Data records for software interfaces
+-------+
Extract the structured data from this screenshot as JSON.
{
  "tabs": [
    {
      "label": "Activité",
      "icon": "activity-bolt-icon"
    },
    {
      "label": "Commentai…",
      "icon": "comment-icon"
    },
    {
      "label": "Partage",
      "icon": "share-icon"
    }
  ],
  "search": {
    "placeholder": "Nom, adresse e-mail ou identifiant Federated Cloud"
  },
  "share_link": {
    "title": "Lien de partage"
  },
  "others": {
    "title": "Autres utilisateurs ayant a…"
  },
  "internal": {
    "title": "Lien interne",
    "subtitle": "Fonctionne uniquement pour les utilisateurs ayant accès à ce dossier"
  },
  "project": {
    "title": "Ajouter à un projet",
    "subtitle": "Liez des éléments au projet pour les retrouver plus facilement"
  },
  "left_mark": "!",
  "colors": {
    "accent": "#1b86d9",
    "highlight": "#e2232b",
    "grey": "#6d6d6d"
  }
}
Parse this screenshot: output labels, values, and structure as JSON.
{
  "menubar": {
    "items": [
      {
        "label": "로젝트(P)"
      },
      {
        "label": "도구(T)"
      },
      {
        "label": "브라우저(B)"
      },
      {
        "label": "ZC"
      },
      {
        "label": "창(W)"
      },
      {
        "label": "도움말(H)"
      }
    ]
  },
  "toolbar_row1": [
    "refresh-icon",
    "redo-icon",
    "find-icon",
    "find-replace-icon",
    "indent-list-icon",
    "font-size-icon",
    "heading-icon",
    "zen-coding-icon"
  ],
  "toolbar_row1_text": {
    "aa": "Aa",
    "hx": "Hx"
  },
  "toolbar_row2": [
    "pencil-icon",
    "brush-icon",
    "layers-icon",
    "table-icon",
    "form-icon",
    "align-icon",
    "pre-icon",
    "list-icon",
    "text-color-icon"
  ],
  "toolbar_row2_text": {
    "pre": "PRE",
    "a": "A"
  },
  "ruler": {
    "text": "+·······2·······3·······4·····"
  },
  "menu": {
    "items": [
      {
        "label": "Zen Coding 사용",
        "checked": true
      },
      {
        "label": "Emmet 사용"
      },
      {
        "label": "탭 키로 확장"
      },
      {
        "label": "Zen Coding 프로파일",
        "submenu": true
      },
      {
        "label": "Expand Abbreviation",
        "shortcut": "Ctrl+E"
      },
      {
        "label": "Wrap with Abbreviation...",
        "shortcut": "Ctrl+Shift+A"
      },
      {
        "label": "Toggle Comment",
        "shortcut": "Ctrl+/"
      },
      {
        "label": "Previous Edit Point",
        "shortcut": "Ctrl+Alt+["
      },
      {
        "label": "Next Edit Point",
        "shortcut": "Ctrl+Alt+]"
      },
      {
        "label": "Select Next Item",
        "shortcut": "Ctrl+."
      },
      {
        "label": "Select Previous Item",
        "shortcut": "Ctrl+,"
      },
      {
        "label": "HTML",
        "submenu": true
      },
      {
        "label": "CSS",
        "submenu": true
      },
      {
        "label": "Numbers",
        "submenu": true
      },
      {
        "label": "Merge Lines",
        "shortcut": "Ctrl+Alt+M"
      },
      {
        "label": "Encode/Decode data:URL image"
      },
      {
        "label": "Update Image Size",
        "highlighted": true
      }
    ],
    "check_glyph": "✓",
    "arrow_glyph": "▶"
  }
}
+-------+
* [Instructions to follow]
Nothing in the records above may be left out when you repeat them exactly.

* [Exercise output]
Extract the structured data from this screenshot as JSON.
{
  "tabs": [
    {
      "label": "Activité",
      "icon": "activity-bolt-icon"
    },
    {
      "label": "Commentai…",
      "icon": "comment-icon"
    },
    {
      "label": "Partage",
      "icon": "share-icon"
    }
  ],
  "search": {
    "placeholder": "Nom, adresse e-mail ou identifiant Federated Cloud"
  },
  "share_link": {
    "title": "Lien de partage"
  },
  "others": {
    "title": "Autres utilisateurs ayant a…"
  },
  "internal": {
    "title": "Lien interne",
    "subtitle": "Fonctionne uniquement pour les utilisateurs ayant accès à ce dossier"
  },
  "project": {
    "title": "Ajouter à un projet",
    "subtitle": "Liez des éléments au projet pour les retrouver plus facilement"
  },
  "left_mark": "!",
  "colors": {
    "accent": "#1b86d9",
    "highlight": "#e2232b",
    "grey": "#6d6d6d"
  }
}
Parse this screenshot: output labels, values, and structure as JSON.
{
  "menubar": {
    "items": [
      {
        "label": "로젝트(P)"
      },
      {
        "label": "도구(T)"
      },
      {
        "label": "브라우저(B)"
      },
      {
        "label": "ZC"
      },
      {
        "label": "창(W)"
      },
      {
        "label": "도움말(H)"
      }
    ]
  },
  "toolbar_row1": [
    "refresh-icon",
    "redo-icon",
    "find-icon",
    "find-replace-icon",
    "indent-list-icon",
    "font-size-icon",
    "heading-icon",
    "zen-coding-icon"
  ],
  "toolbar_row1_text": {
    "aa": "Aa",
    "hx": "Hx"
  },
  "toolbar_row2": [
    "pencil-icon",
    "brush-icon",
    "layers-icon",
    "table-icon",
    "form-icon",
    "align-icon",
    "pre-icon",
    "list-icon",
    "text-color-icon"
  ],
  "toolbar_row2_text": {
    "pre": "PRE",
    "a": "A"
  },
  "ruler": {
    "text": "+·······2·······3·······4·····"
  },
  "menu": {
    "items": [
      {
        "label": "Zen Coding 사용",
        "checked": true
      },
      {
        "label": "Emmet 사용"
      },
      {
        "label": "탭 키로 확장"
      },
      {
        "label": "Zen Coding 프로파일",
        "submenu": true
      },
      {
        "label": "Expand Abbreviation",
        "shortcut": "Ctrl+E"
      },
      {
        "label": "Wrap with Abbreviation...",
        "shortcut": "Ctrl+Shift+A"
      },
      {
        "label": "Toggle Comment",
        "shortcut": "Ctrl+/"
      },
      {
        "label": "Previous Edit Point",
        "shortcut": "Ctrl+Alt+["
      },
      {
        "label": "Next Edit Point",
        "shortcut": "Ctrl+Alt+]"
      },
      {
        "label": "Select Next Item",
        "shortcut": "Ctrl+."
      },
      {
        "label": "Select Previous Item",
        "shortcut": "Ctrl+,"
      },
      {
        "label": "HTML",
        "submenu": true
      },
      {
        "label": "CSS",
        "submenu": true
      },
      {
        "label": "Numbers",
        "submenu": true
      },
      {
        "label": "Merge Lines",
        "shortcut": "Ctrl+Alt+M"
      },
      {
        "label": "Encode/Decode data:URL image"
      },
      {
        "label": "Update Image Size",
        "highlighted": true
      }
    ],
    "check_glyph": "✓",
    "arrow_glyph": "▶"
  }
}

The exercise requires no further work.